University building occupation ends after two weeks

By Odhran Gallagher

The occupation of 11 University Gardens by Glasgow Against Arms and Fossil Fuels has ended after just over two weeks.

The occupation of George Service House at 11 University Gardens by Glasgow Against Arms and Fossil Fuels ended last Tuesday after over two weeks. On the morning of Tuesday 6 February University security arrived at the building and blocked all exits, allowing the students inside to leave but refusing entry to any who tried to return to the building. 

An email from the University’s Chief Operating Officer David Duncan sent to all students and staff read: “The University upholds the right of students and staff to express their political views and to exercise free speech. However, we took the decision yesterday to lock the doors of the building – henceforth, the student protestors (organised under Glasgow Against Arms and Fossil Fuels – GAAF) will be allowed out of number 11 University Gardens whenever they wish but will not be allowed back in.”

Glasgow Against Arms and Fossil Fuels, operating under the name of GAAF since the start of 2023, is a student-led movement at the University which has moved from petitions, to sit-ins, to direct action in recent months. Beginning on Monday 22 January, activists from GAAF occupied 11 University Gardens, demanding, among other things, an immediate divestment of the roughly £5 million that the University invests in companies such as BAE Systems and the Thales Group, who are involved in weapons manufacturing. The group expanded their demands during the occupation to include decolonisation of the curriculum and the donation of £100 million by the University to help rebuild the ruined Islamic University of Gaza

Members of GAAF who remained in the building then barricaded themselves in a single room in which members of the group claim they were “initially repeatedly pushed – with one student hit in the head – by security who tried to enter from the other side of the door.”

At just after 1pm David Duncan was seen entering the building alongside other members of University staff and The Glasgow Guardian understands that he negotiated with the students who remained within the building to leave. By this time a large crowd of supporters had gathered outside of 11 University Gardens to show their support for the continuation of the occupation. Some of the supporters attempted to bring bottled water and food into the building but were refused entry by security. However, food from University of Glasgow catering was later distributed to the students who remained within the building.

By 4pm the crowd gathered outside had dispersed and the building was visibly empty. A statement put out on GAAF’s Instagram the following day read: “After over three hours, university leadership, including David Duncan, came to negotiate terms with occupation participants. Three terms were agreed: a meeting was to be scheduled by the end of the week such that GAAF members could argue their case and demands to the Divestment working group; a guarantee that on the 14th of February the university court will discuss the conclusions drawn from the Divestment working group meetings; and occupants, students and staff would not face repercussions for their peaceful protest.

“Although the unnecessarily complex university procedures meant we left the building before achieving our demands, we managed to win a seat at the decision-making table.
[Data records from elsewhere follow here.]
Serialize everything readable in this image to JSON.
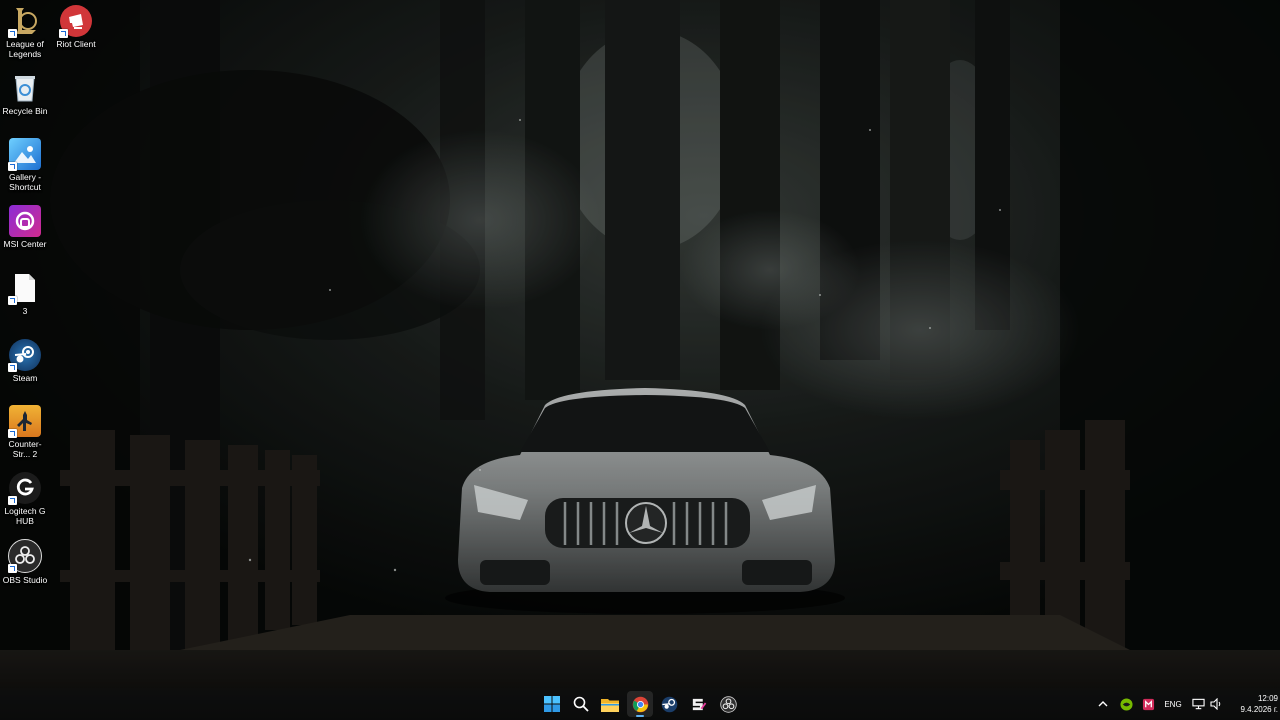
{
  "desktop": {
    "icons": [
      {
        "label": "League of Legends",
        "icon": "league-of-legends-icon"
      },
      {
        "label": "Riot Client",
        "icon": "riot-client-icon"
      },
      {
        "label": "Recycle Bin",
        "icon": "recycle-bin-icon"
      },
      {
        "label": "Gallery - Shortcut",
        "icon": "gallery-icon"
      },
      {
        "label": "MSI Center",
        "icon": "msi-center-icon"
      },
      {
        "label": "3",
        "icon": "file-icon"
      },
      {
        "label": "Steam",
        "icon": "steam-icon"
      },
      {
        "label": "Counter-Str... 2",
        "icon": "counter-strike-icon"
      },
      {
        "label": "Logitech G HUB",
        "icon": "logitech-ghub-icon"
      },
      {
        "label": "OBS Studio",
        "icon": "obs-studio-icon"
      }
    ]
  },
  "taskbar": {
    "apps": [
      {
        "name": "Start",
        "icon": "windows-start-icon"
      },
      {
        "name": "Search",
        "icon": "search-icon"
      },
      {
        "name": "File Explorer",
        "icon": "file-explorer-icon"
      },
      {
        "name": "Google Chrome",
        "icon": "chrome-icon",
        "active": true
      },
      {
        "name": "Steam",
        "icon": "steam-icon"
      },
      {
        "name": "App",
        "icon": "app-s-icon"
      },
      {
        "name": "OBS Studio",
        "icon": "obs-studio-icon"
      }
    ],
    "tray": {
      "language": "ENG",
      "time": "12:09",
      "date": "9.4.2026 г."
    }
  },
  "colors": {
    "taskbar_bg": "#0e1010",
    "accent": "#5fb2f2"
  }
}
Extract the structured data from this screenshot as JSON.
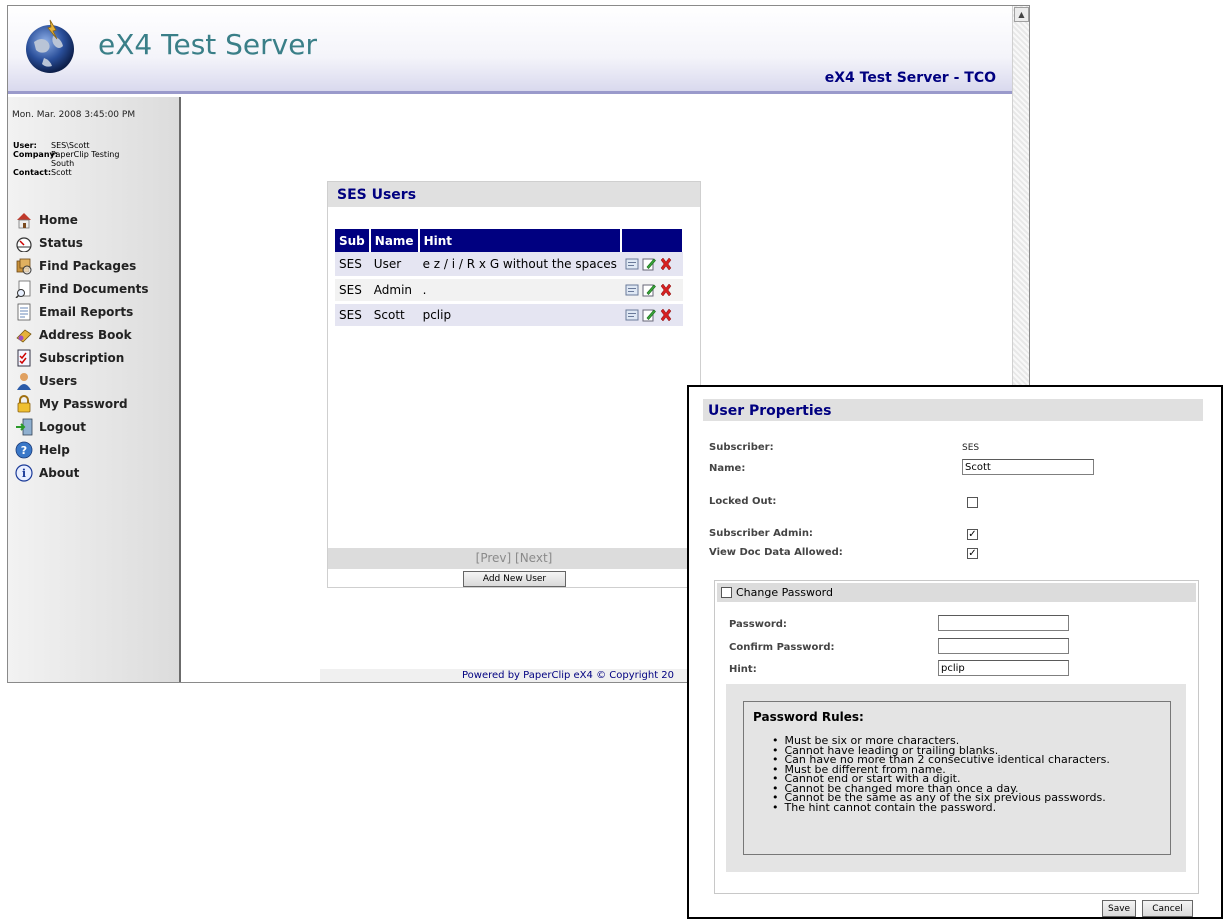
{
  "header": {
    "app_title": "eX4 Test Server",
    "server_subtitle": "eX4 Test Server - TCO"
  },
  "sidebar": {
    "datetime": "Mon. Mar. 2008 3:45:00 PM",
    "info": {
      "user_label": "User:",
      "user_value": "SES\\Scott",
      "company_label": "Company:",
      "company_value": "PaperClip Testing South",
      "contact_label": "Contact:",
      "contact_value": "Scott"
    },
    "nav": [
      {
        "label": "Home",
        "icon": "home-icon"
      },
      {
        "label": "Status",
        "icon": "gauge-icon"
      },
      {
        "label": "Find Packages",
        "icon": "packages-icon"
      },
      {
        "label": "Find Documents",
        "icon": "documents-icon"
      },
      {
        "label": "Email Reports",
        "icon": "report-icon"
      },
      {
        "label": "Address Book",
        "icon": "address-book-icon"
      },
      {
        "label": "Subscription",
        "icon": "subscription-icon"
      },
      {
        "label": "Users",
        "icon": "user-icon"
      },
      {
        "label": "My Password",
        "icon": "lock-icon"
      },
      {
        "label": "Logout",
        "icon": "logout-icon"
      },
      {
        "label": "Help",
        "icon": "help-icon"
      },
      {
        "label": "About",
        "icon": "info-icon"
      }
    ]
  },
  "users_panel": {
    "title": "SES Users",
    "columns": [
      "Sub",
      "Name",
      "Hint",
      ""
    ],
    "rows": [
      {
        "sub": "SES",
        "name": "User",
        "hint": "e z / i / R x G without the spaces"
      },
      {
        "sub": "SES",
        "name": "Admin",
        "hint": "."
      },
      {
        "sub": "SES",
        "name": "Scott",
        "hint": "pclip"
      }
    ],
    "pager": "[Prev] [Next]",
    "add_button": "Add New User"
  },
  "footer": {
    "text": "Powered by PaperClip eX4 © Copyright 20"
  },
  "user_properties": {
    "title": "User Properties",
    "subscriber_label": "Subscriber:",
    "subscriber_value": "SES",
    "name_label": "Name:",
    "name_value": "Scott",
    "locked_out_label": "Locked Out:",
    "locked_out": false,
    "subscriber_admin_label": "Subscriber Admin:",
    "subscriber_admin": true,
    "view_doc_label": "View Doc Data Allowed:",
    "view_doc": true,
    "change_password_label": "Change Password",
    "change_password": false,
    "password_label": "Password:",
    "password_value": "",
    "confirm_label": "Confirm Password:",
    "confirm_value": "",
    "hint_label": "Hint:",
    "hint_value": "pclip",
    "rules_title": "Password Rules:",
    "rules": [
      "Must be six or more characters.",
      "Cannot have leading or trailing blanks.",
      "Can have no more than 2 consecutive identical characters.",
      "Must be different from name.",
      "Cannot end or start with a digit.",
      "Cannot be changed more than once a day.",
      "Cannot be the same as any of the six previous passwords.",
      "The hint cannot contain the password."
    ],
    "save_label": "Save",
    "cancel_label": "Cancel"
  },
  "colors": {
    "accent_navy": "#000080",
    "title_teal": "#3a7f88",
    "delete_red": "#d62020"
  }
}
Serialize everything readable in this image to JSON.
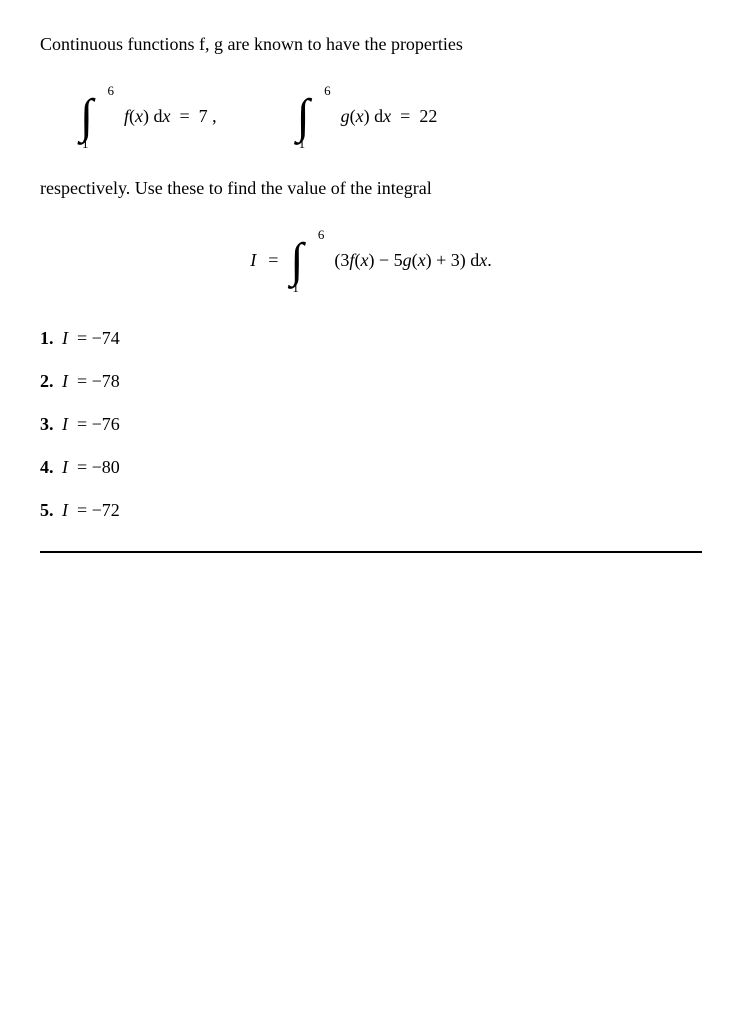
{
  "problem": {
    "intro": "Continuous functions f, g are known to have the properties",
    "integral1": {
      "lower": "1",
      "upper": "6",
      "integrand": "f(x) dx",
      "equals": "7"
    },
    "integral2": {
      "lower": "1",
      "upper": "6",
      "integrand": "g(x) dx",
      "equals": "22"
    },
    "followup": "respectively.  Use these to find the value of the integral",
    "main_integral": {
      "label": "I",
      "lower": "1",
      "upper": "6",
      "integrand": "(3f(x) − 5g(x) + 3) dx."
    },
    "options": [
      {
        "number": "1.",
        "expr": "I  =  −74"
      },
      {
        "number": "2.",
        "expr": "I  =  −78"
      },
      {
        "number": "3.",
        "expr": "I  =  −76"
      },
      {
        "number": "4.",
        "expr": "I  =  −80"
      },
      {
        "number": "5.",
        "expr": "I  =  −72"
      }
    ]
  }
}
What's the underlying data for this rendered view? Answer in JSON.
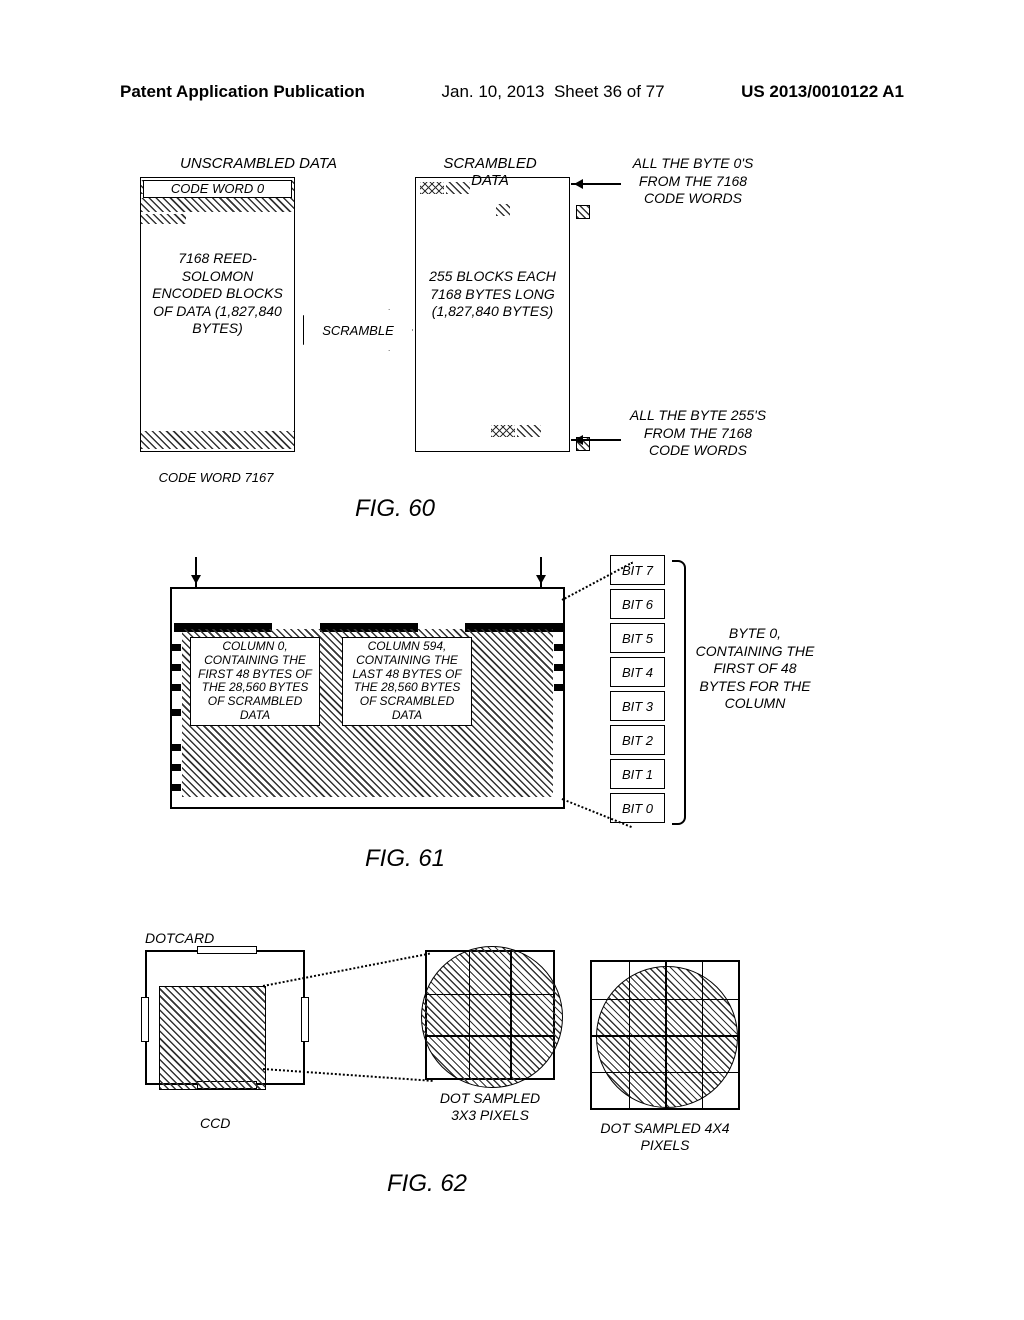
{
  "header": {
    "left": "Patent Application Publication",
    "date": "Jan. 10, 2013",
    "sheet": "Sheet 36 of 77",
    "pubno": "US 2013/0010122 A1"
  },
  "fig60": {
    "caption": "FIG. 60",
    "unscrambled_label": "UNSCRAMBLED DATA",
    "scrambled_label": "SCRAMBLED DATA",
    "code_word_top": "CODE WORD 0",
    "code_word_bottom": "CODE WORD 7167",
    "left_text": "7168 REED-SOLOMON ENCODED BLOCKS OF DATA (1,827,840 BYTES)",
    "right_text": "255 BLOCKS EACH 7168 BYTES LONG (1,827,840 BYTES)",
    "scramble": "SCRAMBLE",
    "note_top": "ALL THE BYTE 0'S FROM THE 7168 CODE WORDS",
    "note_bottom": "ALL THE BYTE 255'S FROM THE 7168 CODE WORDS"
  },
  "fig61": {
    "caption": "FIG. 61",
    "col0": "COLUMN 0, CONTAINING THE FIRST 48 BYTES OF THE 28,560 BYTES OF SCRAMBLED DATA",
    "col594": "COLUMN 594, CONTAINING THE LAST 48 BYTES OF THE 28,560 BYTES OF SCRAMBLED DATA",
    "bits": [
      "BIT 7",
      "BIT 6",
      "BIT 5",
      "BIT 4",
      "BIT 3",
      "BIT 2",
      "BIT 1",
      "BIT 0"
    ],
    "byte_text": "BYTE 0, CONTAINING THE FIRST OF 48 BYTES FOR THE COLUMN"
  },
  "fig62": {
    "caption": "FIG. 62",
    "dotcard": "DOTCARD",
    "ccd": "CCD",
    "dot3": "DOT SAMPLED 3X3 PIXELS",
    "dot4": "DOT SAMPLED 4X4 PIXELS"
  }
}
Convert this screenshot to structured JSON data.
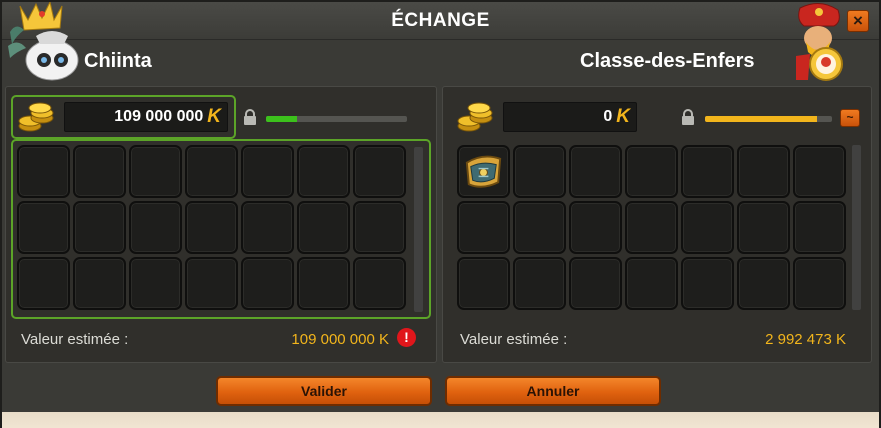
{
  "window": {
    "title": "ÉCHANGE",
    "close_label": "×"
  },
  "left": {
    "player_name": "Chiinta",
    "kamas_value": "109 000 000",
    "kama_symbol": "K",
    "progress": 0.22,
    "progress_color": "#3cc11c",
    "estimate_label": "Valeur estimée :",
    "estimate_value": "109 000 000 K",
    "warning_symbol": "!"
  },
  "right": {
    "player_name": "Classe-des-Enfers",
    "kamas_value": "0",
    "kama_symbol": "K",
    "progress": 0.88,
    "progress_color": "#f2b51c",
    "estimate_label": "Valeur estimée :",
    "estimate_value": "2 992 473 K",
    "items": [
      "item-belt"
    ]
  },
  "buttons": {
    "validate_label": "Valider",
    "cancel_label": "Annuler"
  },
  "colors": {
    "accent": "#e0620f",
    "active_border": "#5ca428",
    "kama_gold": "#f2b51c"
  }
}
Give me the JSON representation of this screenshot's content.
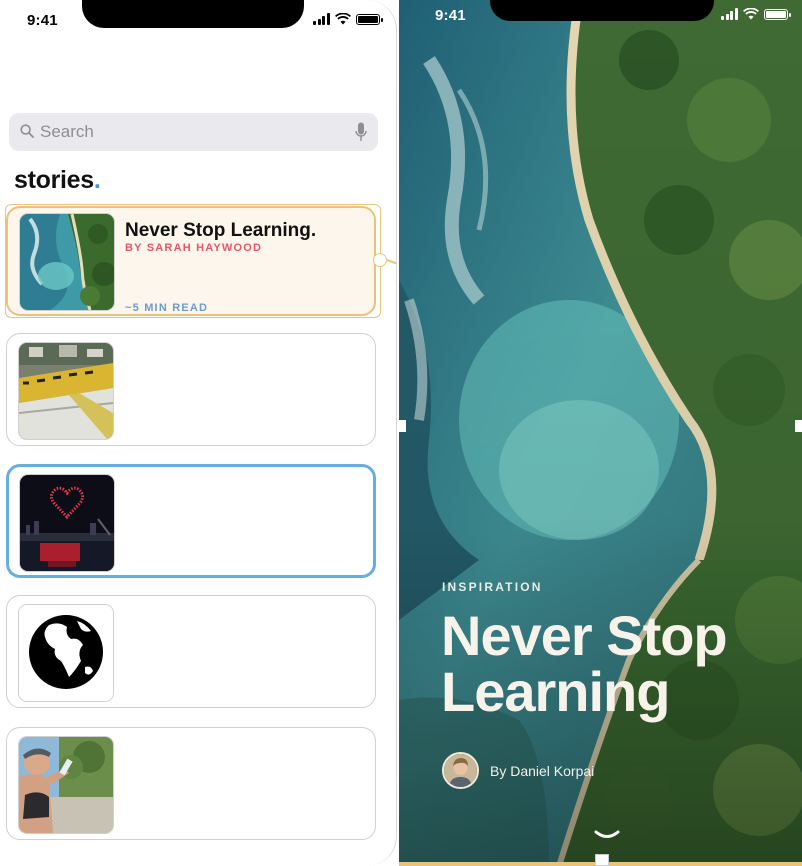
{
  "left_screen": {
    "status_time": "9:41",
    "search": {
      "placeholder": "Search"
    },
    "section_title": "stories",
    "section_title_dot": ".",
    "stories": [
      {
        "title": "Never Stop Learning.",
        "author": "BY SARAH HAYWOOD",
        "read_time": "~5 MIN READ",
        "thumb": "beach-aerial-thumbnail"
      },
      {
        "title": "",
        "thumb": "city-aerial-thumbnail"
      },
      {
        "title": "",
        "thumb": "night-drone-heart-thumbnail"
      },
      {
        "title": "",
        "thumb": "globe-icon-thumbnail"
      },
      {
        "title": "",
        "thumb": "runner-drinking-thumbnail"
      }
    ]
  },
  "right_screen": {
    "status_time": "9:41",
    "kicker": "INSPIRATION",
    "title_line1": "Never Stop",
    "title_line2": "Learning",
    "byline": "By Daniel Korpai"
  },
  "colors": {
    "featured_border": "#e9c37a",
    "featured_bg": "#fdf6ec",
    "selected_border": "#66aee0",
    "author_pink": "#e8556b",
    "read_blue": "#6b9bd1",
    "title_dot_blue": "#4a90e2"
  }
}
We believe this choice of ours increases the chances of achieving our goals at this stage, as with our close counsel the Senior Management of the university is more likely to implement the changes students and staff have been vocally campaigning for.”

In the email sent by the University before the eviction, David Duncan claimed: “While the sit-in has been entirely peaceful and no damage appears to have been done to property, the action has caused disruption to classes and inconvenience and stress for colleagues.  At all times, our overriding priority has been the health and safety of everyone involved.

“The students had announced that they proposed to use the building for community events; this meant that non-members of the University community could be allowed in, creating a potential health and safety risk.”

It was previously reported in The Glasgow Guardian, as well as in a press release from GAAF, that the group intended to use the building for events which, according to one member, would mean a “higher likelihood of non-students coming in”. 

This occupation is believed to be the longest in the University’s history since the occupation of Hetherington House by students for seven months in 2011. 


Share this story

Follow us online

Notify of

Inline Feedbacks
View all comments